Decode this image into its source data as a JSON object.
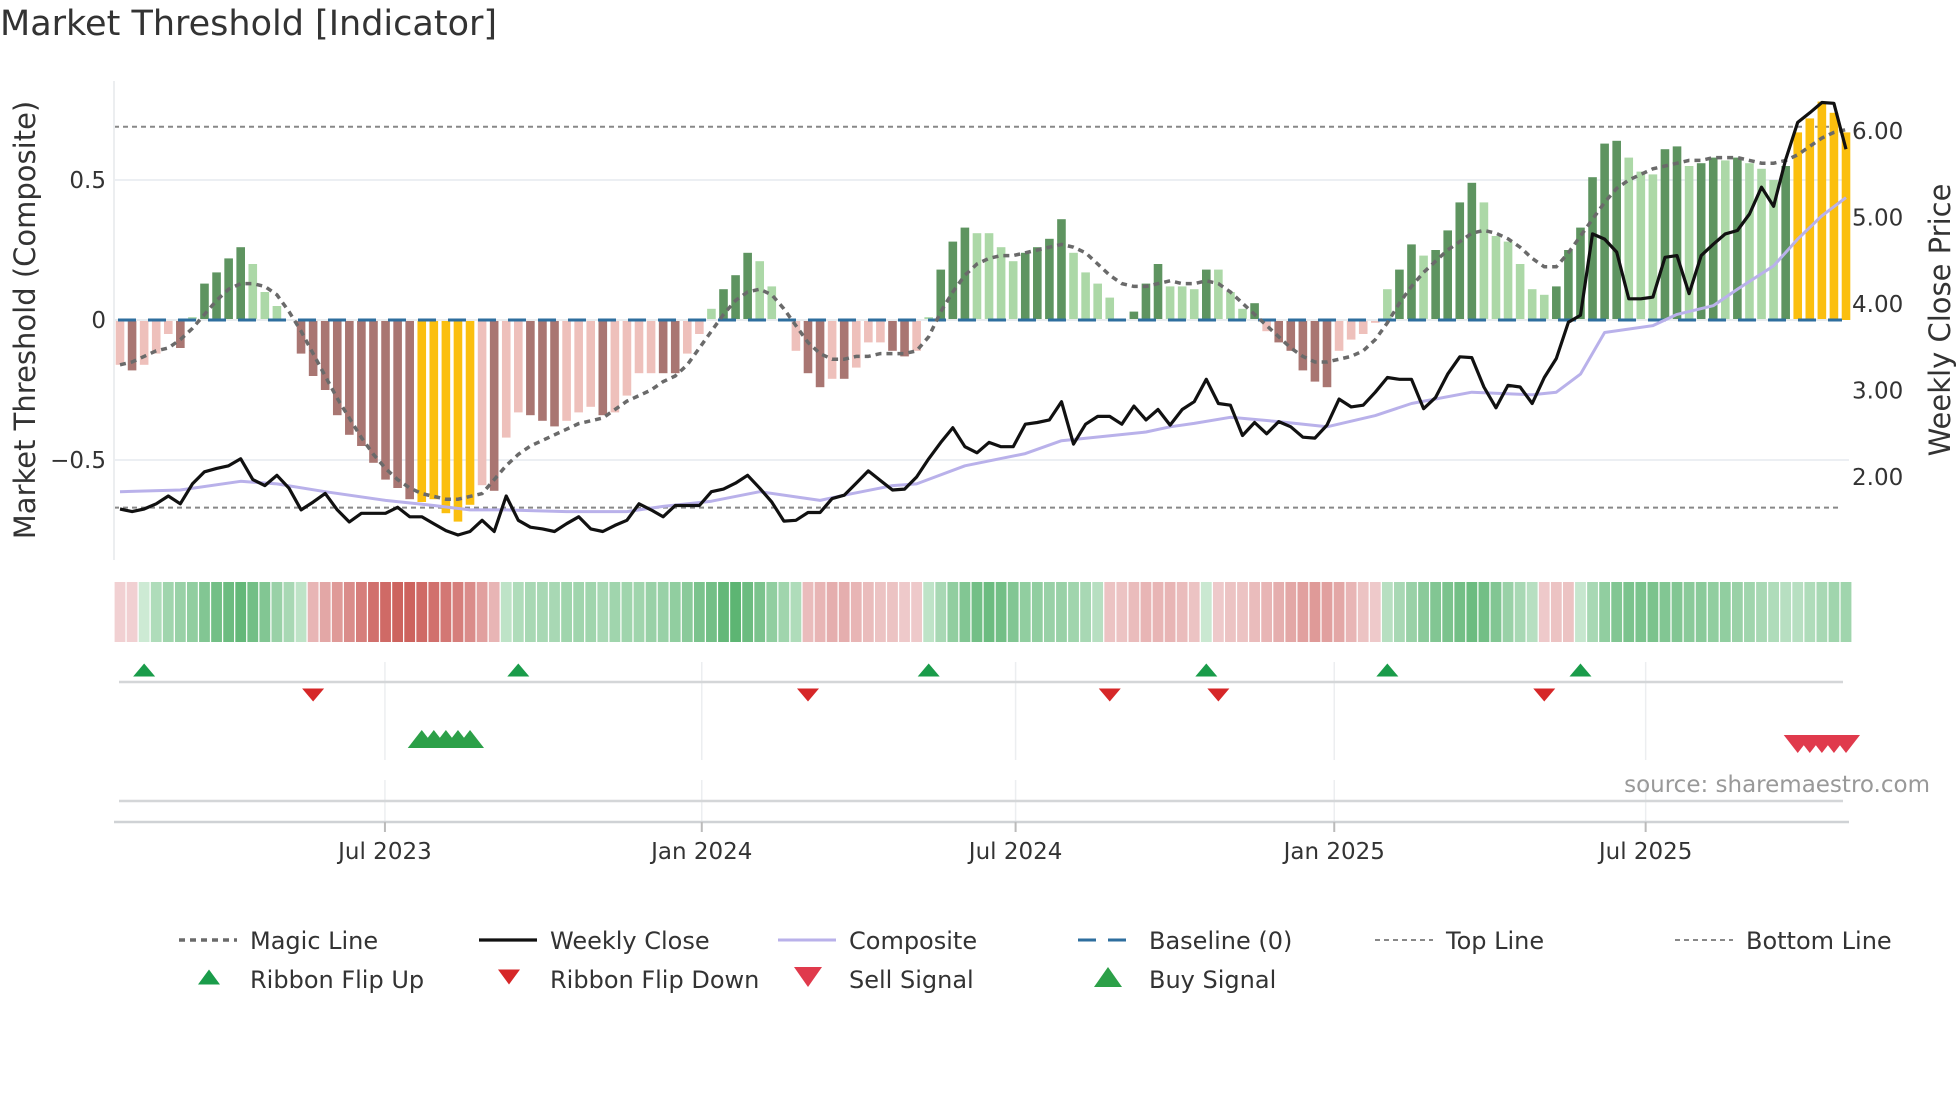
{
  "title": "Market Threshold [Indicator]",
  "source": "source: sharemaestro.com",
  "colors": {
    "bar_dark_green": "#5e9460",
    "bar_light_green": "#acd8a7",
    "bar_dark_red": "#a97672",
    "bar_light_red": "#eec0bb",
    "bar_extreme": "#fbbf0e",
    "magic_line": "#6a6a6a",
    "weekly_close": "#111111",
    "composite": "#b9b1ea",
    "baseline": "#2e6e9e",
    "threshold_lines": "#888888",
    "flip_up": "#1a9c4a",
    "flip_down": "#d62728",
    "sell": "#e03a4c",
    "buy": "#2ca048"
  },
  "chart_data": {
    "type": "bar",
    "title": "Market Threshold [Indicator]",
    "ylabel_left": "Market Threshold (Composite)",
    "ylabel_right": "Weekly Close Price",
    "xlabel": "",
    "ylim_left": [
      -0.855,
      0.855
    ],
    "ylim_right": [
      1.04,
      6.58
    ],
    "x_unit": "week index",
    "left_ticks": [
      {
        "label": "0.5",
        "value": 0.5
      },
      {
        "label": "0",
        "value": 0
      },
      {
        "label": "−0.5",
        "value": -0.5
      }
    ],
    "right_ticks": [
      {
        "label": "6.00",
        "value": 6
      },
      {
        "label": "5.00",
        "value": 5
      },
      {
        "label": "4.00",
        "value": 4
      },
      {
        "label": "3.00",
        "value": 3
      },
      {
        "label": "2.00",
        "value": 2
      }
    ],
    "x_ticks": [
      {
        "label": "Jul 2023",
        "week": 22.95
      },
      {
        "label": "Jan 2024",
        "week": 49.2
      },
      {
        "label": "Jul 2024",
        "week": 75.2
      },
      {
        "label": "Jan 2025",
        "week": 101.6
      },
      {
        "label": "Jul 2025",
        "week": 127.4
      }
    ],
    "top_line": 0.69,
    "bottom_line": -0.67,
    "baseline": 0,
    "threshold_bars": [
      -0.16,
      -0.18,
      -0.16,
      -0.12,
      -0.05,
      -0.1,
      0.01,
      0.13,
      0.17,
      0.22,
      0.26,
      0.2,
      0.1,
      0.05,
      0.0,
      -0.12,
      -0.2,
      -0.25,
      -0.34,
      -0.41,
      -0.45,
      -0.51,
      -0.57,
      -0.6,
      -0.64,
      -0.65,
      -0.64,
      -0.69,
      -0.72,
      -0.66,
      -0.59,
      -0.61,
      -0.42,
      -0.33,
      -0.34,
      -0.36,
      -0.38,
      -0.36,
      -0.33,
      -0.31,
      -0.34,
      -0.33,
      -0.27,
      -0.19,
      -0.19,
      -0.19,
      -0.19,
      -0.12,
      -0.05,
      0.04,
      0.11,
      0.16,
      0.24,
      0.21,
      0.12,
      0.0,
      -0.11,
      -0.19,
      -0.24,
      -0.21,
      -0.21,
      -0.17,
      -0.08,
      -0.08,
      -0.11,
      -0.13,
      -0.11,
      0.01,
      0.18,
      0.28,
      0.33,
      0.31,
      0.31,
      0.26,
      0.21,
      0.24,
      0.26,
      0.29,
      0.36,
      0.24,
      0.17,
      0.13,
      0.08,
      0.0,
      0.03,
      0.13,
      0.2,
      0.12,
      0.12,
      0.11,
      0.18,
      0.18,
      0.1,
      0.04,
      0.06,
      -0.04,
      -0.08,
      -0.11,
      -0.18,
      -0.22,
      -0.24,
      -0.11,
      -0.07,
      -0.05,
      -0.01,
      0.11,
      0.18,
      0.27,
      0.23,
      0.25,
      0.32,
      0.42,
      0.49,
      0.42,
      0.3,
      0.28,
      0.2,
      0.11,
      0.09,
      0.12,
      0.25,
      0.33,
      0.51,
      0.63,
      0.64,
      0.58,
      0.53,
      0.52,
      0.61,
      0.62,
      0.55,
      0.56,
      0.58,
      0.57,
      0.58,
      0.56,
      0.54,
      0.5,
      0.55,
      0.67,
      0.72,
      0.78,
      0.74,
      0.67
    ],
    "bar_shades": [
      "lr",
      "dr",
      "lr",
      "lr",
      "lr",
      "dr",
      "lg",
      "dg",
      "dg",
      "dg",
      "dg",
      "lg",
      "lg",
      "lg",
      "lr",
      "dr",
      "dr",
      "dr",
      "dr",
      "dr",
      "dr",
      "dr",
      "dr",
      "dr",
      "dr",
      "y",
      "y",
      "y",
      "y",
      "y",
      "lr",
      "dr",
      "lr",
      "lr",
      "dr",
      "dr",
      "dr",
      "lr",
      "lr",
      "lr",
      "dr",
      "lr",
      "lr",
      "lr",
      "lr",
      "dr",
      "dr",
      "lr",
      "lr",
      "lg",
      "dg",
      "dg",
      "dg",
      "lg",
      "lg",
      "lr",
      "lr",
      "dr",
      "dr",
      "lr",
      "dr",
      "lr",
      "lr",
      "lr",
      "dr",
      "dr",
      "lr",
      "lg",
      "dg",
      "dg",
      "dg",
      "lg",
      "lg",
      "lg",
      "lg",
      "dg",
      "dg",
      "dg",
      "dg",
      "lg",
      "lg",
      "lg",
      "lg",
      "lg",
      "dg",
      "dg",
      "dg",
      "lg",
      "lg",
      "lg",
      "dg",
      "lg",
      "lg",
      "lg",
      "dg",
      "lr",
      "dr",
      "dr",
      "dr",
      "dr",
      "dr",
      "lr",
      "lr",
      "lr",
      "lr",
      "lg",
      "dg",
      "dg",
      "lg",
      "dg",
      "dg",
      "dg",
      "dg",
      "lg",
      "lg",
      "lg",
      "lg",
      "lg",
      "lg",
      "dg",
      "dg",
      "dg",
      "dg",
      "dg",
      "dg",
      "lg",
      "lg",
      "lg",
      "dg",
      "dg",
      "lg",
      "dg",
      "dg",
      "lg",
      "dg",
      "lg",
      "lg",
      "lg",
      "dg",
      "y",
      "y",
      "y",
      "y",
      "y"
    ],
    "magic_line": [
      -0.16,
      -0.15,
      -0.13,
      -0.11,
      -0.1,
      -0.07,
      -0.03,
      0.02,
      0.07,
      0.11,
      0.13,
      0.13,
      0.12,
      0.09,
      0.03,
      -0.04,
      -0.12,
      -0.2,
      -0.28,
      -0.35,
      -0.42,
      -0.48,
      -0.53,
      -0.57,
      -0.6,
      -0.62,
      -0.63,
      -0.64,
      -0.64,
      -0.63,
      -0.62,
      -0.57,
      -0.52,
      -0.48,
      -0.45,
      -0.43,
      -0.41,
      -0.39,
      -0.37,
      -0.36,
      -0.35,
      -0.32,
      -0.29,
      -0.27,
      -0.25,
      -0.22,
      -0.2,
      -0.16,
      -0.1,
      -0.04,
      0.02,
      0.07,
      0.1,
      0.11,
      0.09,
      0.04,
      -0.02,
      -0.08,
      -0.12,
      -0.14,
      -0.14,
      -0.13,
      -0.13,
      -0.12,
      -0.12,
      -0.12,
      -0.11,
      -0.06,
      0.03,
      0.1,
      0.16,
      0.2,
      0.22,
      0.23,
      0.23,
      0.24,
      0.25,
      0.26,
      0.27,
      0.26,
      0.24,
      0.2,
      0.16,
      0.13,
      0.12,
      0.12,
      0.13,
      0.14,
      0.13,
      0.13,
      0.14,
      0.13,
      0.1,
      0.06,
      0.02,
      -0.02,
      -0.06,
      -0.1,
      -0.13,
      -0.15,
      -0.15,
      -0.14,
      -0.13,
      -0.11,
      -0.07,
      -0.01,
      0.06,
      0.12,
      0.17,
      0.21,
      0.25,
      0.28,
      0.31,
      0.32,
      0.31,
      0.29,
      0.26,
      0.22,
      0.19,
      0.19,
      0.24,
      0.3,
      0.36,
      0.42,
      0.47,
      0.5,
      0.52,
      0.54,
      0.55,
      0.56,
      0.57,
      0.57,
      0.58,
      0.58,
      0.58,
      0.57,
      0.56,
      0.56,
      0.57,
      0.59,
      0.62,
      0.65,
      0.67,
      0.68
    ],
    "weekly_close": [
      1.63,
      1.6,
      1.63,
      1.69,
      1.78,
      1.69,
      1.92,
      2.06,
      2.1,
      2.13,
      2.21,
      1.97,
      1.9,
      2.02,
      1.87,
      1.62,
      1.71,
      1.81,
      1.62,
      1.48,
      1.58,
      1.58,
      1.58,
      1.65,
      1.54,
      1.54,
      1.46,
      1.38,
      1.33,
      1.37,
      1.5,
      1.37,
      1.78,
      1.5,
      1.42,
      1.4,
      1.37,
      1.46,
      1.54,
      1.4,
      1.37,
      1.44,
      1.5,
      1.69,
      1.62,
      1.54,
      1.67,
      1.67,
      1.67,
      1.83,
      1.86,
      1.93,
      2.02,
      1.87,
      1.71,
      1.49,
      1.5,
      1.59,
      1.59,
      1.75,
      1.79,
      1.93,
      2.07,
      1.96,
      1.85,
      1.86,
      2.0,
      2.21,
      2.4,
      2.57,
      2.35,
      2.28,
      2.4,
      2.35,
      2.35,
      2.61,
      2.63,
      2.66,
      2.87,
      2.38,
      2.61,
      2.7,
      2.7,
      2.61,
      2.82,
      2.66,
      2.78,
      2.6,
      2.78,
      2.87,
      3.13,
      2.85,
      2.83,
      2.48,
      2.63,
      2.5,
      2.64,
      2.58,
      2.46,
      2.45,
      2.6,
      2.9,
      2.81,
      2.83,
      2.98,
      3.15,
      3.13,
      3.13,
      2.79,
      2.92,
      3.19,
      3.39,
      3.38,
      3.04,
      2.8,
      3.06,
      3.04,
      2.85,
      3.15,
      3.37,
      3.79,
      3.87,
      4.81,
      4.75,
      4.6,
      4.06,
      4.06,
      4.08,
      4.54,
      4.56,
      4.12,
      4.56,
      4.69,
      4.81,
      4.85,
      5.04,
      5.35,
      5.13,
      5.67,
      6.1,
      6.21,
      6.33,
      6.32,
      5.79
    ],
    "composite_line": [
      [
        1,
        1.83
      ],
      [
        6,
        1.85
      ],
      [
        11,
        1.95
      ],
      [
        14,
        1.92
      ],
      [
        18,
        1.83
      ],
      [
        23,
        1.73
      ],
      [
        27,
        1.67
      ],
      [
        30,
        1.62
      ],
      [
        33,
        1.62
      ],
      [
        38,
        1.6
      ],
      [
        43,
        1.6
      ],
      [
        46,
        1.66
      ],
      [
        50,
        1.72
      ],
      [
        54,
        1.83
      ],
      [
        59,
        1.73
      ],
      [
        61,
        1.79
      ],
      [
        65,
        1.9
      ],
      [
        67,
        1.92
      ],
      [
        71,
        2.13
      ],
      [
        76,
        2.27
      ],
      [
        79,
        2.42
      ],
      [
        86,
        2.52
      ],
      [
        88,
        2.58
      ],
      [
        90,
        2.62
      ],
      [
        93,
        2.69
      ],
      [
        97,
        2.64
      ],
      [
        101,
        2.58
      ],
      [
        105,
        2.71
      ],
      [
        108,
        2.85
      ],
      [
        113,
        2.98
      ],
      [
        118,
        2.95
      ],
      [
        120,
        2.98
      ],
      [
        122,
        3.19
      ],
      [
        124,
        3.67
      ],
      [
        128,
        3.75
      ],
      [
        130,
        3.88
      ],
      [
        133,
        3.98
      ],
      [
        135,
        4.17
      ],
      [
        138,
        4.44
      ],
      [
        140,
        4.75
      ],
      [
        142,
        5.02
      ],
      [
        144,
        5.23
      ]
    ],
    "ribbon": [
      -0.1,
      -0.1,
      0.1,
      0.3,
      0.4,
      0.45,
      0.5,
      0.6,
      0.7,
      0.75,
      0.8,
      0.7,
      0.6,
      0.45,
      0.35,
      0.2,
      -0.3,
      -0.4,
      -0.5,
      -0.6,
      -0.7,
      -0.8,
      -0.85,
      -0.9,
      -0.9,
      -0.85,
      -0.8,
      -0.75,
      -0.7,
      -0.6,
      -0.45,
      -0.3,
      0.2,
      0.3,
      0.35,
      0.35,
      0.35,
      0.4,
      0.4,
      0.4,
      0.35,
      0.4,
      0.4,
      0.4,
      0.45,
      0.45,
      0.5,
      0.55,
      0.65,
      0.7,
      0.8,
      0.85,
      0.75,
      0.65,
      0.5,
      0.4,
      0.3,
      -0.25,
      -0.3,
      -0.35,
      -0.35,
      -0.3,
      -0.25,
      -0.2,
      -0.2,
      -0.15,
      -0.15,
      0.2,
      0.35,
      0.5,
      0.6,
      0.7,
      0.75,
      0.7,
      0.6,
      0.5,
      0.5,
      0.45,
      0.45,
      0.4,
      0.35,
      0.25,
      -0.2,
      -0.2,
      -0.25,
      -0.3,
      -0.3,
      -0.3,
      -0.25,
      -0.2,
      0.12,
      -0.15,
      -0.2,
      -0.2,
      -0.25,
      -0.3,
      -0.35,
      -0.4,
      -0.45,
      -0.5,
      -0.45,
      -0.4,
      -0.3,
      -0.2,
      -0.15,
      0.25,
      0.35,
      0.45,
      0.55,
      0.6,
      0.65,
      0.7,
      0.75,
      0.7,
      0.6,
      0.45,
      0.35,
      0.25,
      -0.15,
      -0.2,
      -0.2,
      0.15,
      0.35,
      0.5,
      0.6,
      0.65,
      0.65,
      0.65,
      0.6,
      0.6,
      0.55,
      0.55,
      0.5,
      0.5,
      0.45,
      0.4,
      0.35,
      0.3,
      0.25,
      0.25,
      0.3,
      0.35,
      0.4,
      0.4
    ],
    "ribbon_flip_up": [
      3,
      34,
      68,
      91,
      106,
      122
    ],
    "ribbon_flip_down": [
      17,
      58,
      83,
      92,
      119
    ],
    "buy_signal": [
      26,
      27,
      28,
      29,
      30
    ],
    "sell_signal": [
      140,
      141,
      142,
      143,
      144
    ],
    "legend": {
      "placement": "bottom",
      "items": [
        {
          "label": "Magic Line",
          "kind": "dotted"
        },
        {
          "label": "Weekly Close",
          "kind": "solid"
        },
        {
          "label": "Composite",
          "kind": "composite"
        },
        {
          "label": "Baseline (0)",
          "kind": "baseline"
        },
        {
          "label": "Top Line",
          "kind": "thin-dash"
        },
        {
          "label": "Bottom Line",
          "kind": "thin-dash"
        },
        {
          "label": "Ribbon Flip Up",
          "kind": "flip-up"
        },
        {
          "label": "Ribbon Flip Down",
          "kind": "flip-down"
        },
        {
          "label": "Sell Signal",
          "kind": "sell"
        },
        {
          "label": "Buy Signal",
          "kind": "buy"
        }
      ]
    }
  }
}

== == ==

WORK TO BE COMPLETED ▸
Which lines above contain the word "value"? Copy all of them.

TASK SOLUTION ▸
        "value": 0.5
        "value": 0
        "value": -0.5
        "value": 6
        "value": 5
        "value": 4
        "value": 3
        "value": 2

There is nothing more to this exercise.